### REQUIRED ACTION
Print every line of the data exactly as shown.

### Data excerpts
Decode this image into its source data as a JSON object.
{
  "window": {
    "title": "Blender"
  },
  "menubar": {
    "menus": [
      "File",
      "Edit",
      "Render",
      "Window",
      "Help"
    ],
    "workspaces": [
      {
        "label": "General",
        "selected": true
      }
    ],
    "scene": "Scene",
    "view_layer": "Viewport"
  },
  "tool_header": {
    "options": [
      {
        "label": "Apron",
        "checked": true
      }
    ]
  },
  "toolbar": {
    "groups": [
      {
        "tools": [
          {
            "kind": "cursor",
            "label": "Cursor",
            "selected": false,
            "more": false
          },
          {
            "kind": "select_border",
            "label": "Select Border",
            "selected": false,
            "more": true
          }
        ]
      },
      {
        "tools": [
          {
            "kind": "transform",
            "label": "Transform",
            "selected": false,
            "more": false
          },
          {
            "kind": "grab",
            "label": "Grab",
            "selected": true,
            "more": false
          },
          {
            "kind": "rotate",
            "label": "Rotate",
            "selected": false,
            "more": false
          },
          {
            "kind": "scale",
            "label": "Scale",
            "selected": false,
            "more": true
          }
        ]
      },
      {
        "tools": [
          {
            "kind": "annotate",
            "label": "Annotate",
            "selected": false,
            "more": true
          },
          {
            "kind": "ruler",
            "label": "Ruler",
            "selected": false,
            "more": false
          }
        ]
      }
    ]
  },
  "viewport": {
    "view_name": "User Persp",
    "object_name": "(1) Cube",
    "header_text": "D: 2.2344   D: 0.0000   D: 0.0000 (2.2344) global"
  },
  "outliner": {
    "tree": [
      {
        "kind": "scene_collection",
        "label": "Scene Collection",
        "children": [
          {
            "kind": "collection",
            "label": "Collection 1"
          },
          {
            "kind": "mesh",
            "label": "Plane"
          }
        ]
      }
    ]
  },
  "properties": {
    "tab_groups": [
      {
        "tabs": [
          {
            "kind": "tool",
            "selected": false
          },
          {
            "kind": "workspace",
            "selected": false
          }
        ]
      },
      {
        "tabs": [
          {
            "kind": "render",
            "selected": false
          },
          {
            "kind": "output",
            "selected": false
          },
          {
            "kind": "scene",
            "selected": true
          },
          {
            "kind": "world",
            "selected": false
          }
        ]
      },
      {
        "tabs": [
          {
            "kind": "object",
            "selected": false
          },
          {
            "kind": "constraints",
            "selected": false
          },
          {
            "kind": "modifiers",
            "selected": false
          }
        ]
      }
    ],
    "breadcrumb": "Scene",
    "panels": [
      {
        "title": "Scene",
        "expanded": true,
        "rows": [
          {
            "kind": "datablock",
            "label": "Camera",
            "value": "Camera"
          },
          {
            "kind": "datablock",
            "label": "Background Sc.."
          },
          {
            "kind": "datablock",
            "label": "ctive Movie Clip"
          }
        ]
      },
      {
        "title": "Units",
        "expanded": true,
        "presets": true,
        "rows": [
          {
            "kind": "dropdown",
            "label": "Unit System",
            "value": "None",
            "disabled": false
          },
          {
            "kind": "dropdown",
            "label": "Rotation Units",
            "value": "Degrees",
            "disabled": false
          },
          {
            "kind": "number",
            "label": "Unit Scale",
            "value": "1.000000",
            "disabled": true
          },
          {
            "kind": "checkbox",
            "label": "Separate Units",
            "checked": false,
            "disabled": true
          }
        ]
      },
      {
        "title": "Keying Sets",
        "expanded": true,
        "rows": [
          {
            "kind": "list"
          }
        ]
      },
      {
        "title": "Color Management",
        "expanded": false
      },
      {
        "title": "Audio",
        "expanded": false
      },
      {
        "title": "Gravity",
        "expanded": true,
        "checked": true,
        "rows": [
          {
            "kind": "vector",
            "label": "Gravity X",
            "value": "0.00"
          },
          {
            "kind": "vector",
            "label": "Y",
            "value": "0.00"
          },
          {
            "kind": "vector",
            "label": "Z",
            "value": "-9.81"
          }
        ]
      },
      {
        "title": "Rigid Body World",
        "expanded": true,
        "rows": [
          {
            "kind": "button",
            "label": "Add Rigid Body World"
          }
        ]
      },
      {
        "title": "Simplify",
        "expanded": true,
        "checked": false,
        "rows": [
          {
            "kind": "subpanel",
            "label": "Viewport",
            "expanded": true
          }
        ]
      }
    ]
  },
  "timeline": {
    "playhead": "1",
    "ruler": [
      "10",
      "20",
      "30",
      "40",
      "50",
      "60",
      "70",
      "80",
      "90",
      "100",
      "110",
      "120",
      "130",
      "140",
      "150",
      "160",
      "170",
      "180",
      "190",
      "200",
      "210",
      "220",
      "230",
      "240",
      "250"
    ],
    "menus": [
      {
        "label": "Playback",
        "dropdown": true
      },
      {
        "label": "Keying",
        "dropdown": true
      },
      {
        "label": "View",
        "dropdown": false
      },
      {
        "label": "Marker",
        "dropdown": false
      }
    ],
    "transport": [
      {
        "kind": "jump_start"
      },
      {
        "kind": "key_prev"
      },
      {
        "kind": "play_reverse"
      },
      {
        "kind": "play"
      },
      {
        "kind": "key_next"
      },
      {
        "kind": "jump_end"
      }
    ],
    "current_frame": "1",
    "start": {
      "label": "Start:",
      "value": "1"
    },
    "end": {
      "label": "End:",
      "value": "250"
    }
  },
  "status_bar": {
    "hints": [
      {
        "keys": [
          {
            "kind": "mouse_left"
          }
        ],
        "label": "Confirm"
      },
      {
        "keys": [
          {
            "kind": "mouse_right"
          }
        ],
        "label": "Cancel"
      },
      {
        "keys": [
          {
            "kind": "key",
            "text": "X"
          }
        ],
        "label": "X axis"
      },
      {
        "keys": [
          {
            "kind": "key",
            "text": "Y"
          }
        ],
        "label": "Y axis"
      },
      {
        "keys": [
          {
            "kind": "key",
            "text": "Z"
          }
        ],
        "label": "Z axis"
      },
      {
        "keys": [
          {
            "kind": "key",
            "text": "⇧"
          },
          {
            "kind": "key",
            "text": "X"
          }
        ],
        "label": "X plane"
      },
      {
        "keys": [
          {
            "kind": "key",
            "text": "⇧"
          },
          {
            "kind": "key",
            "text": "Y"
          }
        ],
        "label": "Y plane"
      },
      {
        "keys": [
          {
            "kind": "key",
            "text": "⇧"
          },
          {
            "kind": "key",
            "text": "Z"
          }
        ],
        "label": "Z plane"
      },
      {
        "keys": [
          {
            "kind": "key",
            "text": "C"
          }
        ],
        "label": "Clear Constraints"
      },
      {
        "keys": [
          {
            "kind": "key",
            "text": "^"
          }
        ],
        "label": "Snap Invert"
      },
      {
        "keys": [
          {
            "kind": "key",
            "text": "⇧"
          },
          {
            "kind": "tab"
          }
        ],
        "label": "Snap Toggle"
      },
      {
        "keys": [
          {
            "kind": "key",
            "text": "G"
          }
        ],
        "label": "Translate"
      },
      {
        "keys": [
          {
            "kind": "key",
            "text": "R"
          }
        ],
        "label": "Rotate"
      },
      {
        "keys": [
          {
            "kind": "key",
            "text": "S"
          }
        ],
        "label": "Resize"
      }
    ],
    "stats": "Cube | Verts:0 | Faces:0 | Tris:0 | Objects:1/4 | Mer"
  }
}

### SOLUTION TO THIS EXERCISE
Decode this image into its source data as a JSON object.
{
  "window": {
    "title": "Blender"
  },
  "menubar": {
    "menus": [
      "File",
      "Edit",
      "Render",
      "Window",
      "Help"
    ],
    "workspaces": [
      {
        "label": "General",
        "selected": true
      }
    ],
    "scene": "Scene",
    "view_layer": "Viewport"
  },
  "tool_header": {
    "options": [
      {
        "label": "Apron",
        "checked": true
      }
    ]
  },
  "toolbar": {
    "groups": [
      {
        "tools": [
          {
            "kind": "cursor",
            "label": "Cursor",
            "selected": false,
            "more": false
          },
          {
            "kind": "select_border",
            "label": "Select Border",
            "selected": false,
            "more": true
          }
        ]
      },
      {
        "tools": [
          {
            "kind": "transform",
            "label": "Transform",
            "selected": false,
            "more": false
          },
          {
            "kind": "grab",
            "label": "Grab",
            "selected": true,
            "more": false
          },
          {
            "kind": "rotate",
            "label": "Rotate",
            "selected": false,
            "more": false
          },
          {
            "kind": "scale",
            "label": "Scale",
            "selected": false,
            "more": true
          }
        ]
      },
      {
        "tools": [
          {
            "kind": "annotate",
            "label": "Annotate",
            "selected": false,
            "more": true
          },
          {
            "kind": "ruler",
            "label": "Ruler",
            "selected": false,
            "more": false
          }
        ]
      }
    ]
  },
  "viewport": {
    "view_name": "User Persp",
    "object_name": "(1) Cube",
    "header_text": "D: 2.2344   D: 0.0000   D: 0.0000 (2.2344) global"
  },
  "outliner": {
    "tree": [
      {
        "kind": "scene_collection",
        "label": "Scene Collection",
        "children": [
          {
            "kind": "collection",
            "label": "Collection 1"
          },
          {
            "kind": "mesh",
            "label": "Plane"
          }
        ]
      }
    ]
  },
  "properties": {
    "tab_groups": [
      {
        "tabs": [
          {
            "kind": "tool",
            "selected": false
          },
          {
            "kind": "workspace",
            "selected": false
          }
        ]
      },
      {
        "tabs": [
          {
            "kind": "render",
            "selected": false
          },
          {
            "kind": "output",
            "selected": false
          },
          {
            "kind": "scene",
            "selected": true
          },
          {
            "kind": "world",
            "selected": false
          }
        ]
      },
      {
        "tabs": [
          {
            "kind": "object",
            "selected": false
          },
          {
            "kind": "constraints",
            "selected": false
          },
          {
            "kind": "modifiers",
            "selected": false
          }
        ]
      }
    ],
    "breadcrumb": "Scene",
    "panels": [
      {
        "title": "Scene",
        "expanded": true,
        "rows": [
          {
            "kind": "datablock",
            "label": "Camera",
            "value": "Camera"
          },
          {
            "kind": "datablock",
            "label": "Background Sc.."
          },
          {
            "kind": "datablock",
            "label": "ctive Movie Clip"
          }
        ]
      },
      {
        "title": "Units",
        "expanded": true,
        "presets": true,
        "rows": [
          {
            "kind": "dropdown",
            "label": "Unit System",
            "value": "None",
            "disabled": false
          },
          {
            "kind": "dropdown",
            "label": "Rotation Units",
            "value": "Degrees",
            "disabled": false
          },
          {
            "kind": "number",
            "label": "Unit Scale",
            "value": "1.000000",
            "disabled": true
          },
          {
            "kind": "checkbox",
            "label": "Separate Units",
            "checked": false,
            "disabled": true
          }
        ]
      },
      {
        "title": "Keying Sets",
        "expanded": true,
        "rows": [
          {
            "kind": "list"
          }
        ]
      },
      {
        "title": "Color Management",
        "expanded": false
      },
      {
        "title": "Audio",
        "expanded": false
      },
      {
        "title": "Gravity",
        "expanded": true,
        "checked": true,
        "rows": [
          {
            "kind": "vector",
            "label": "Gravity X",
            "value": "0.00"
          },
          {
            "kind": "vector",
            "label": "Y",
            "value": "0.00"
          },
          {
            "kind": "vector",
            "label": "Z",
            "value": "-9.81"
          }
        ]
      },
      {
        "title": "Rigid Body World",
        "expanded": true,
        "rows": [
          {
            "kind": "button",
            "label": "Add Rigid Body World"
          }
        ]
      },
      {
        "title": "Simplify",
        "expanded": true,
        "checked": false,
        "rows": [
          {
            "kind": "subpanel",
            "label": "Viewport",
            "expanded": true
          }
        ]
      }
    ]
  },
  "timeline": {
    "playhead": "1",
    "ruler": [
      "10",
      "20",
      "30",
      "40",
      "50",
      "60",
      "70",
      "80",
      "90",
      "100",
      "110",
      "120",
      "130",
      "140",
      "150",
      "160",
      "170",
      "180",
      "190",
      "200",
      "210",
      "220",
      "230",
      "240",
      "250"
    ],
    "menus": [
      {
        "label": "Playback",
        "dropdown": true
      },
      {
        "label": "Keying",
        "dropdown": true
      },
      {
        "label": "View",
        "dropdown": false
      },
      {
        "label": "Marker",
        "dropdown": false
      }
    ],
    "transport": [
      {
        "kind": "jump_start"
      },
      {
        "kind": "key_prev"
      },
      {
        "kind": "play_reverse"
      },
      {
        "kind": "play"
      },
      {
        "kind": "key_next"
      },
      {
        "kind": "jump_end"
      }
    ],
    "current_frame": "1",
    "start": {
      "label": "Start:",
      "value": "1"
    },
    "end": {
      "label": "End:",
      "value": "250"
    }
  },
  "status_bar": {
    "hints": [
      {
        "keys": [
          {
            "kind": "mouse_left"
          }
        ],
        "label": "Confirm"
      },
      {
        "keys": [
          {
            "kind": "mouse_right"
          }
        ],
        "label": "Cancel"
      },
      {
        "keys": [
          {
            "kind": "key",
            "text": "X"
          }
        ],
        "label": "X axis"
      },
      {
        "keys": [
          {
            "kind": "key",
            "text": "Y"
          }
        ],
        "label": "Y axis"
      },
      {
        "keys": [
          {
            "kind": "key",
            "text": "Z"
          }
        ],
        "label": "Z axis"
      },
      {
        "keys": [
          {
            "kind": "key",
            "text": "⇧"
          },
          {
            "kind": "key",
            "text": "X"
          }
        ],
        "label": "X plane"
      },
      {
        "keys": [
          {
            "kind": "key",
            "text": "⇧"
          },
          {
            "kind": "key",
            "text": "Y"
          }
        ],
        "label": "Y plane"
      },
      {
        "keys": [
          {
            "kind": "key",
            "text": "⇧"
          },
          {
            "kind": "key",
            "text": "Z"
          }
        ],
        "label": "Z plane"
      },
      {
        "keys": [
          {
            "kind": "key",
            "text": "C"
          }
        ],
        "label": "Clear Constraints"
      },
      {
        "keys": [
          {
            "kind": "key",
            "text": "^"
          }
        ],
        "label": "Snap Invert"
      },
      {
        "keys": [
          {
            "kind": "key",
            "text": "⇧"
          },
          {
            "kind": "tab"
          }
        ],
        "label": "Snap Toggle"
      },
      {
        "keys": [
          {
            "kind": "key",
            "text": "G"
          }
        ],
        "label": "Translate"
      },
      {
        "keys": [
          {
            "kind": "key",
            "text": "R"
          }
        ],
        "label": "Rotate"
      },
      {
        "keys": [
          {
            "kind": "key",
            "text": "S"
          }
        ],
        "label": "Resize"
      }
    ],
    "stats": "Cube | Verts:0 | Faces:0 | Tris:0 | Objects:1/4 | Mer"
  }
}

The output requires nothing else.